WHAT YOU HAVE TO DO:
Count every line of these entries that holds the word "screenshot", and reply with the number only.

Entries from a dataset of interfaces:
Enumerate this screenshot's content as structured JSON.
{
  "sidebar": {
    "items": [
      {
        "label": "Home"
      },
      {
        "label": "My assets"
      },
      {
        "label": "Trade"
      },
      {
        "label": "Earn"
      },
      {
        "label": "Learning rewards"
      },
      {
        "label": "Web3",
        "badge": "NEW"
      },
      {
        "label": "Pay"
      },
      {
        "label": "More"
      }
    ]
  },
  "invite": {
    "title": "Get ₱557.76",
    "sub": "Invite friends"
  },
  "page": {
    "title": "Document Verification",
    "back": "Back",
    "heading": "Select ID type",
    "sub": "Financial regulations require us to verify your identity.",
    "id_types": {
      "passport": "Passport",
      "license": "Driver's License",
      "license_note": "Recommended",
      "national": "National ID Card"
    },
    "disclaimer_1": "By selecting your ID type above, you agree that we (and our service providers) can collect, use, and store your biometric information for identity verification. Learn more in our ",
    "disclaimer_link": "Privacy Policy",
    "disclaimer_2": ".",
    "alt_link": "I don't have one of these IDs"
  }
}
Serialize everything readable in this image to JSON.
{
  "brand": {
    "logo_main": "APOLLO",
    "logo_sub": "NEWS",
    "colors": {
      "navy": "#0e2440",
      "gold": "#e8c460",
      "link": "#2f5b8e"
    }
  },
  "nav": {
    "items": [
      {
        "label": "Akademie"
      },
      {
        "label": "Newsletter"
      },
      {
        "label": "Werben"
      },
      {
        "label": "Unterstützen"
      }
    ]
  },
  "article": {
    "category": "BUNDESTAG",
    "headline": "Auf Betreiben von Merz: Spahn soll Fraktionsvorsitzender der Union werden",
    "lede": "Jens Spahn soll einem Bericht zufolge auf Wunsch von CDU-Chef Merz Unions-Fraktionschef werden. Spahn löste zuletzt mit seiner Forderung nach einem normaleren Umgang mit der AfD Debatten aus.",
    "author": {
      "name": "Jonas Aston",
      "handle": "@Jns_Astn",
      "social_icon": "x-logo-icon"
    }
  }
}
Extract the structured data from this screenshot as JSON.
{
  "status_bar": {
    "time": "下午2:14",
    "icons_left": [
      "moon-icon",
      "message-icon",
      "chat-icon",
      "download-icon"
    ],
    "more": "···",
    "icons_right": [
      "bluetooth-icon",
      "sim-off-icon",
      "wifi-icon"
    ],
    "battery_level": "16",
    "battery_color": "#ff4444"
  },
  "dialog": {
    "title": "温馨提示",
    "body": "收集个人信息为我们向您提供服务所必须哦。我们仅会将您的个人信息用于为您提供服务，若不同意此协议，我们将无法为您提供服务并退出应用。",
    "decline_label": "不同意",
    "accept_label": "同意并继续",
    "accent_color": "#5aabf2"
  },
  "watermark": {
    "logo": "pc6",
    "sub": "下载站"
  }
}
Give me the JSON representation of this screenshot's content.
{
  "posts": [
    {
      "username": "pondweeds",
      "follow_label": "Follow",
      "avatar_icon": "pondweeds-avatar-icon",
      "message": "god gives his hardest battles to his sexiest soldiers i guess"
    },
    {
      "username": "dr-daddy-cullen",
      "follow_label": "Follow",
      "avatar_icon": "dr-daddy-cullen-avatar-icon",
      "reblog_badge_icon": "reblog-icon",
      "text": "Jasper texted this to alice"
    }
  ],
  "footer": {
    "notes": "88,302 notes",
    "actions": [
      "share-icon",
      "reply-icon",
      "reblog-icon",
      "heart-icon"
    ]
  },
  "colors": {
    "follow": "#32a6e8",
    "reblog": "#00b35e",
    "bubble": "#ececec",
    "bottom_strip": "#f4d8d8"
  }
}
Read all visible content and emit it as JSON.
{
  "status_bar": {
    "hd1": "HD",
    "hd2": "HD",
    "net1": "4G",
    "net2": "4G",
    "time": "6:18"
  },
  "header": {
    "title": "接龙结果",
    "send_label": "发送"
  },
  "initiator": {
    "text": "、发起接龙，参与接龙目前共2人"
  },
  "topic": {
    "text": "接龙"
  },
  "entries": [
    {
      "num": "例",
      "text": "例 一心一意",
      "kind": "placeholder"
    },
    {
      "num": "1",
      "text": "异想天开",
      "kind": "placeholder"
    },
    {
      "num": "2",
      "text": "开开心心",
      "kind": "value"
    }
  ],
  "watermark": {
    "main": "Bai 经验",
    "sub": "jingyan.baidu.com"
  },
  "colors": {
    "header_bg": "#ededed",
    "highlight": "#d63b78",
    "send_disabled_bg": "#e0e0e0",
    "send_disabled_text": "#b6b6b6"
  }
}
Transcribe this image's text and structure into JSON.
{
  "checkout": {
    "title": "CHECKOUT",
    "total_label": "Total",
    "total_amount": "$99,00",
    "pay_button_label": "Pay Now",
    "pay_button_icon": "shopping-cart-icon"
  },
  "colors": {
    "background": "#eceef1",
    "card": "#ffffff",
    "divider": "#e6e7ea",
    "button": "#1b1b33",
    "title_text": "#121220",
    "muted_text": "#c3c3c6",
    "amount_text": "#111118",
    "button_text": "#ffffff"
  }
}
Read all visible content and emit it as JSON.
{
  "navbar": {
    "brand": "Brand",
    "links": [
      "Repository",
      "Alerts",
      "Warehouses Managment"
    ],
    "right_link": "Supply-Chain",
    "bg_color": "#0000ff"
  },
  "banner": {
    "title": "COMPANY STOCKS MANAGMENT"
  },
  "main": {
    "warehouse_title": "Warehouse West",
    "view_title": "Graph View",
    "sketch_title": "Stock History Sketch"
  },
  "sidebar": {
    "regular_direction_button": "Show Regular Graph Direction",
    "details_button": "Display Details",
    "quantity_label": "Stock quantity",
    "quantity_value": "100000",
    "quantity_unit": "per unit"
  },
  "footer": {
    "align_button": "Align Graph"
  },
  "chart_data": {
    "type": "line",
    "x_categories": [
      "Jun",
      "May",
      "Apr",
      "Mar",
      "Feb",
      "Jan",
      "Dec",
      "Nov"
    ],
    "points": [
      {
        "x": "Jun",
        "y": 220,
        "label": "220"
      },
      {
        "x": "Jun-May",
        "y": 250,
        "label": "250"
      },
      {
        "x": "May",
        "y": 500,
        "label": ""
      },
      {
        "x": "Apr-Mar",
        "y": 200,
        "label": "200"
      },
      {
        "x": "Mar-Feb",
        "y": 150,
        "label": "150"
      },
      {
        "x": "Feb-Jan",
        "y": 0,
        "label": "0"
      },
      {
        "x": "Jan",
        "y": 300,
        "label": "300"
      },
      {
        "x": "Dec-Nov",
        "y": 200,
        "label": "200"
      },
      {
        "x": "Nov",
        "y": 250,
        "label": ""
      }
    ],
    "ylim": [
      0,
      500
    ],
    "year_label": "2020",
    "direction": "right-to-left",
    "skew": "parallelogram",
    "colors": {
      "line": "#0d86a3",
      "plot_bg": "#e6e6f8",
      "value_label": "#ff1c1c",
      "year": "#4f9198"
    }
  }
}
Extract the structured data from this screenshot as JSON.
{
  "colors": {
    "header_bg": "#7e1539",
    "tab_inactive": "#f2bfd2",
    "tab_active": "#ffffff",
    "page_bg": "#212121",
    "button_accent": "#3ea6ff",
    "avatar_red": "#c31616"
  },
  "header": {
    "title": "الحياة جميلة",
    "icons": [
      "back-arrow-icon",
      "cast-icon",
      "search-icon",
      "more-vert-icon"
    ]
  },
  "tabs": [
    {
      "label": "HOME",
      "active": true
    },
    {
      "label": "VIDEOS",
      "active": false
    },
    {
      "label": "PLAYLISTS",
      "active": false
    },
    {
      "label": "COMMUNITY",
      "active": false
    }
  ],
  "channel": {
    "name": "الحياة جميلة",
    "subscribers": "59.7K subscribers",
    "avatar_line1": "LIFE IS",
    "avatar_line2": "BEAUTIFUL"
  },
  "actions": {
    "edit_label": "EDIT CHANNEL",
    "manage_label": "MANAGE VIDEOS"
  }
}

TASK OUTPUT:
4